In the little time that is left to me I want to raise two other matters. They are matters that are referred to in the Minister's second reading speech and have been referred to during the debate. Two paragraphs of the Minister's second reading speech relate to the privacy provisions. I will be brief because my time is running out. The Minister stated:

The Department necessarily collects considerable personal information about the financial and domestic circumstances of claimants in order to assess continuing eligibility. The privacy of these individuals should not be abused.

I point this out to those people who are still saying that the Australia Card would be okay because one should not worry about these things if one has nothing to hide. Opposition to the Australia Card is not a question of having something to hide; it is a question of what could be revealed that is nobody's business except one's own, and maybe that of the Department of Social Security by virtue of one's needing to be a social security recipient. In these privacy clauses the Government acknowledges that it is quite dangerous to an individual's well-being if those sorts of details are known by many people. I, along with my colleagues, remain utterly unconvinced that there is the necessary protection in the ID card for that sort of aspect. I wish that people who keep saying, `You would not be opposed to the ID card unless you had something to hide' could understand the difference between hiding something and wanting to preserve one's privacy in areas in which, quite rightly, one is entitled to privacy.

The other matter I want to raise in relation to fraud is that of follow-up letters going out to social security recipients. I have said in a previous debate in the presence of the Minister that I have no objection to follow-up. It is reasonable from time to time to make sure that social security recipients are still eligible. However, the application of that follow-up to the elderly with respect to the assets test is really a very painful process. It would not exist if the assets test did not exist.

We are all very well aware of how much upset was caused to age pensioners, including part pensioners, when they received a notice saying that if they had assets in excess of the allowable amount for either single or married rate according to their circumstances, they needed to give details, but that if this did not apply to them they need not send the form back. Many elderly people who were not affected were very distressed by that notice. They knew that they were not affected but they were still distressed at being asked. They said: `Why, at this stage of our lives, are we getting these please explain letters from the Department of Social Security?'. That distress passed in due course because so many age pensioners were not affected by the assets test. They thought it was over for good. Now they will be subject to regular follow-up.

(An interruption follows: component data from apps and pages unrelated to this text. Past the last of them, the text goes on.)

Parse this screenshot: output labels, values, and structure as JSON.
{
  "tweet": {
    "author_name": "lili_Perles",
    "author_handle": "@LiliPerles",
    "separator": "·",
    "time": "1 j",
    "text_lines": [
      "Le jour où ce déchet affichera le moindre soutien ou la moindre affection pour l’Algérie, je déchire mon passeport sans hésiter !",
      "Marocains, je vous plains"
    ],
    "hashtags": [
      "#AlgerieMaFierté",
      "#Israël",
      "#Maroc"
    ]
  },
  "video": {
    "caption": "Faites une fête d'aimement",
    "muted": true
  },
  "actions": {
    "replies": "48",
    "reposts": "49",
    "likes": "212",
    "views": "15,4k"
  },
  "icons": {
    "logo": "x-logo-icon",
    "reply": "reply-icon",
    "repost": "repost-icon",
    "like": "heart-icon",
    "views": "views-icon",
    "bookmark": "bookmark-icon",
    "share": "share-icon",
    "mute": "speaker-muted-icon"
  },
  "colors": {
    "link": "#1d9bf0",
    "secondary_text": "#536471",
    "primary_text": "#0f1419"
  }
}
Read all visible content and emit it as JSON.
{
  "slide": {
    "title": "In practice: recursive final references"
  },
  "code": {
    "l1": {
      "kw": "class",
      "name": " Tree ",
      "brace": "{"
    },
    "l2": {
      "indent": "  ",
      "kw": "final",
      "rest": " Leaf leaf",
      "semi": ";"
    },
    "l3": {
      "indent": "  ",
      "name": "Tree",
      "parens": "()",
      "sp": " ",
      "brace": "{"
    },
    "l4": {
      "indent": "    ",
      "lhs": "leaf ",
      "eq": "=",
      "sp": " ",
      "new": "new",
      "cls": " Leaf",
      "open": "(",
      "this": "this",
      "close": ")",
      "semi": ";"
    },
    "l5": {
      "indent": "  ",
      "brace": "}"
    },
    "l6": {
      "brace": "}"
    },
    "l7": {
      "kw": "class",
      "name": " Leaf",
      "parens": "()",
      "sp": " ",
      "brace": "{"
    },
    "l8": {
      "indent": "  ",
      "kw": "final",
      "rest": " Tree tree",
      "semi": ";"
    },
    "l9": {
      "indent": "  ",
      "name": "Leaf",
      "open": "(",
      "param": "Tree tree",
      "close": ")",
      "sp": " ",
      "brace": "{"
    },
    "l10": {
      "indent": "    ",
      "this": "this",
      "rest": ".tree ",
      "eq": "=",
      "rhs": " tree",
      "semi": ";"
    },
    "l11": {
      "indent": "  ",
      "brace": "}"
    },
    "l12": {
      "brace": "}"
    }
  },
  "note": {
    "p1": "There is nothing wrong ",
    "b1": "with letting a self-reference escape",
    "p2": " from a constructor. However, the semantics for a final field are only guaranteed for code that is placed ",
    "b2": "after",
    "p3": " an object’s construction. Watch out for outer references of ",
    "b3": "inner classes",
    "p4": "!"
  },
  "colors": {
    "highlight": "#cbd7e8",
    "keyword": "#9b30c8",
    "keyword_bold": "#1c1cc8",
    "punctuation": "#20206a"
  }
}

Most of these people, probably nearly all of them, will still not be affected in any way by the assets test; but they are on the `please explain' treadmill simply because they are elderly and do not have enough income to keep body and soul together. At that age they feel very vulnerable and uncertain and hate being made to feel that they have done something wrong and that, that is why they are being asked the questions. That might be a quite incorrect interpretation by them but the facts are, and we all know it, that it causes that sort of distress. Whilst, as I said, I have no difficulty in principle with follow-up from time to time to check that people are eligible for certain benefits, this distress would not be caused to elderly people if it were not for the wretched assets test. The sooner this Government is out of office and we have the chance to repeal it, the better.